That was what Cold Case devolved into fairly quickly, and the new writers who come aboard in Season 4 don't redress the issue. But they counter the show's predictable weeding of suspects by polishing their mysteries, and by dropping proper clues along the way, so that the reveals ultimately feel both satisfying and surprising. In Harris's "Blood on the Tracks," the 1981 murder of a married couple with ties to radical activists, a throwaway line early on provides a clue that ultimately flips the narrative. Shelton's "Fireflies," which tracks a girl abducted from her home in the mid-'70s, encourages us, in the best Christie manner, to make an assumption merely because it's standard to do so -- then plays us for fools. And in "Knuckle Up," which immerses itself in the underground subculture of bare-fist brawling, new writer Greg Plageman (who'd go on to become the next show-runner, and ultimately one of the driving forces behind CBS's Person of Interest) offers up a particularly cunning solution: the kind we should have seen coming, but didn't.

There's a freshness about Season 4. Throughout, you're struck by clever moves that don't feel calculated: the Sud touch is everywhere evident. Sometimes it's just a shift in focus, as in Jennifer Johnson's "The Key," which dredges up one of Jeffries' unsolved murders, or Sud's own "8:03 AM," which finds Miller reopening a case that's haunted her for years. Similarly, in Plageman's taut and tense "Offender," Scotty finds it hard to stay impartial when a case hits too close to home. And fittingly for a showrunner whose first great episode had stretched some sixty-five years into the past, the oldest cases prove among the most moving, especially Johnson's "The Good-Bye Room," set in a church-run home for unwed mothers in 1964. Even when the show stretches itself too far, as in Bensinger's "Torn," which reopens the 1919 case of a murdered suffragette and attempts to solve a mystery where there are no suspects left to interview, you can't help but admire the aspiration.

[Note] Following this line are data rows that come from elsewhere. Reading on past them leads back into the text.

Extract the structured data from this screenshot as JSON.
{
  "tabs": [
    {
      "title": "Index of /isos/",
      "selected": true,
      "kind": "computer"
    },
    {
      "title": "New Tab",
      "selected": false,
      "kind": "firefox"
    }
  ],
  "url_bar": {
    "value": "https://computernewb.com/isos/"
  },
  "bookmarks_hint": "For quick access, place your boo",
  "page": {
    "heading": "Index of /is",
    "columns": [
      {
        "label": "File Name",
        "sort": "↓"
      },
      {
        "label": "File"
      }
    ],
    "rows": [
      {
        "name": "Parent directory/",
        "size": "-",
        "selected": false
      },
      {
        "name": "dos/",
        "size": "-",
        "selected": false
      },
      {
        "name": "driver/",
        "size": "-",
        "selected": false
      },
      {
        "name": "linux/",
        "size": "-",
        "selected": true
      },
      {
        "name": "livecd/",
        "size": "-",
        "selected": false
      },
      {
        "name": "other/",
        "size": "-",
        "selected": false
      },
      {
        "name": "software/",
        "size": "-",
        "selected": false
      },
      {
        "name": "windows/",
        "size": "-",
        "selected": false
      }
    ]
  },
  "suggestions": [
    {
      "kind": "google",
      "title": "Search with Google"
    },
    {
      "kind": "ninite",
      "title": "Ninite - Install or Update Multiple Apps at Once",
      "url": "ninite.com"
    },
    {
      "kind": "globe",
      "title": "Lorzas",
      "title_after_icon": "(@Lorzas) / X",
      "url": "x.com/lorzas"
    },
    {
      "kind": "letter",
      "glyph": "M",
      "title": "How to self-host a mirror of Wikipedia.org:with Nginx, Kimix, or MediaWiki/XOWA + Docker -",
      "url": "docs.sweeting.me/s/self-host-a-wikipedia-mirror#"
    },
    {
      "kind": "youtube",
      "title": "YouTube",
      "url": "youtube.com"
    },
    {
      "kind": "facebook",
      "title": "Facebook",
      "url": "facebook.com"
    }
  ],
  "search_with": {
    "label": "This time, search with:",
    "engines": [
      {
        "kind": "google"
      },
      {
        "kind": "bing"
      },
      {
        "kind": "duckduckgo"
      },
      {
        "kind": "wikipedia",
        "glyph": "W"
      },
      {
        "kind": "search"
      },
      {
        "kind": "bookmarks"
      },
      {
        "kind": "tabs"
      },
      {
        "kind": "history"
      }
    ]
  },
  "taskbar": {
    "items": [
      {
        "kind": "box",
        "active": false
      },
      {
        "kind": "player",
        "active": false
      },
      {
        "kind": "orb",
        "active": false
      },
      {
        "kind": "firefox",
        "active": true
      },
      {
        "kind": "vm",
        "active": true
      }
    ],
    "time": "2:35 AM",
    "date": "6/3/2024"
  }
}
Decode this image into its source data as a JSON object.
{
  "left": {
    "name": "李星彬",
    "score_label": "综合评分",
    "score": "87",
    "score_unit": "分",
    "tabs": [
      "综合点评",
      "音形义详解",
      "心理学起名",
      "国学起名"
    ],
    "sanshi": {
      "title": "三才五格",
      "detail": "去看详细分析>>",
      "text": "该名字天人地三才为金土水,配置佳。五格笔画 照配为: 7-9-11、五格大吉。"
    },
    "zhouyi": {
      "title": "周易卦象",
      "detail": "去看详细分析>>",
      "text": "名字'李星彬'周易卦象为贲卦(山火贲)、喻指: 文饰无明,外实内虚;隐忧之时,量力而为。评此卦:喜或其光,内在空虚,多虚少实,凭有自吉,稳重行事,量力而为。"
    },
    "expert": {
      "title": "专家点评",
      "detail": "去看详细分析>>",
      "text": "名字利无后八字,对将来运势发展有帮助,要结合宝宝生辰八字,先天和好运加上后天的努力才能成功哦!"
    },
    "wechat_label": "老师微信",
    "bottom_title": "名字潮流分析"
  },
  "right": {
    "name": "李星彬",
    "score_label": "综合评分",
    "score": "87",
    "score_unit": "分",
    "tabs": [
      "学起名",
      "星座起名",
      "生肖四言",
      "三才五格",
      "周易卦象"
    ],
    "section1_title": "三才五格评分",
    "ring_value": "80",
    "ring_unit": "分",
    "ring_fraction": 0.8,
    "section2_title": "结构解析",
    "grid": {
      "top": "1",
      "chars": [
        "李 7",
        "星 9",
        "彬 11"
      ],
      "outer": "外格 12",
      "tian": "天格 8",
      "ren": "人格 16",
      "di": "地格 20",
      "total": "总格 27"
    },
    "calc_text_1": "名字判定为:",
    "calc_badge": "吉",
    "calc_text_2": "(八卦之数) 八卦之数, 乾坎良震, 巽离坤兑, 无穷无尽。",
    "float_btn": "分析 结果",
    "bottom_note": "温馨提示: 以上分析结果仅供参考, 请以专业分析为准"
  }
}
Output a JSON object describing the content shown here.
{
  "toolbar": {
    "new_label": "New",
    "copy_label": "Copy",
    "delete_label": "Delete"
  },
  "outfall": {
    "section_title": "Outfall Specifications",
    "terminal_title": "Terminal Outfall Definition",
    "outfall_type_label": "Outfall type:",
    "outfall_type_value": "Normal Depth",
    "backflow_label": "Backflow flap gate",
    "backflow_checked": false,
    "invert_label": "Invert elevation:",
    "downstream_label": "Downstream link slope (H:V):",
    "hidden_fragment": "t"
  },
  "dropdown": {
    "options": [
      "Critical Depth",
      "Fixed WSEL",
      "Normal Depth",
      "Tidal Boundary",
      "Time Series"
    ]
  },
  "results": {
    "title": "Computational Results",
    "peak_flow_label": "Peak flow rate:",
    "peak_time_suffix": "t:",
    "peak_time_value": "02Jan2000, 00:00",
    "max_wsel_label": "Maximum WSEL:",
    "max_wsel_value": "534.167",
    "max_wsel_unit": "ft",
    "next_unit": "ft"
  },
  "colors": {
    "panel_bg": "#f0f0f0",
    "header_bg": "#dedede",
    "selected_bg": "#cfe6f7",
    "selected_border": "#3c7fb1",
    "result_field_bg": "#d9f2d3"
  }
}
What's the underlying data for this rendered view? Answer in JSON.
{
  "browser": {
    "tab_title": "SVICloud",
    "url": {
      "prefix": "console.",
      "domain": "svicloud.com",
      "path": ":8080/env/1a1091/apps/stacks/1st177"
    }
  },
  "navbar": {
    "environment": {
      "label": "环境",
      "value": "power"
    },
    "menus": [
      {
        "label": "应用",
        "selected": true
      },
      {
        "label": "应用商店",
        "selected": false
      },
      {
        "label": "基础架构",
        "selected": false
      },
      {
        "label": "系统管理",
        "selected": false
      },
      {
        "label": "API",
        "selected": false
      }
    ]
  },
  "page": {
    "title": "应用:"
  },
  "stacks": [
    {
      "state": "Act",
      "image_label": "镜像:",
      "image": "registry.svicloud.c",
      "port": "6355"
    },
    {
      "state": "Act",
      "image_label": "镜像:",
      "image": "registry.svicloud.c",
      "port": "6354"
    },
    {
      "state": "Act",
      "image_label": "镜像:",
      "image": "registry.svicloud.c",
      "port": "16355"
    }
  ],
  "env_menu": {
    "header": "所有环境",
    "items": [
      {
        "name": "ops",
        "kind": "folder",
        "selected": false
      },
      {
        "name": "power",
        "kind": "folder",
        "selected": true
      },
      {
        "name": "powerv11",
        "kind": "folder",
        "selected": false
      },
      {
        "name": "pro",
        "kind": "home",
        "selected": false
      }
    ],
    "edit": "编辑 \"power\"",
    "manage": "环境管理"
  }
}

In any other season, those would be the highlights. But Season 4 features three episodes that exceed even those, where the quality of the scripts is matched by sterling performances and stylish direction. Harris's "Static" (helmed by Kevin Bray) features the 1958 slaying of a radio DJ, charismatically played by Charles Estin; as with all Harris's scripts, it features immaculate period detail, here an understanding of how payola was changing the music industry, and how rock 'n' roll was forever changing American society. "The Good Death" (also by Harris) takes on euthanasia, and ties the case to startling events in Lilly's own life; Anthony Starke's performance as a man diagnosed with a fatal brain tumor, an entrepreneur who comes to realize the value of all that he's amassed, is one of the series' most memorable, and the subject matter allows director Paris Barclay to create some of his most haunting images. And Tom Pettit's "Forever Blue," a GLAAD Media Award nominee, subtly riffs on Brokeback Mountain, with a story no less resonant and a trio of exceptional turns by Shane Johnson, Brian Hallisay and Chad Everett, all imaginatively conceived and impressively captured by the great Jeannot Szwarc (Somewhere in Time), nearly forty years into a career that continues to this day. Those three episodes go beyond mere excellence; they're classics. The fourth season of Cold Case is an exceptionally fine one; I think the case could be made that it's the best season of any Bruckheimer procedural.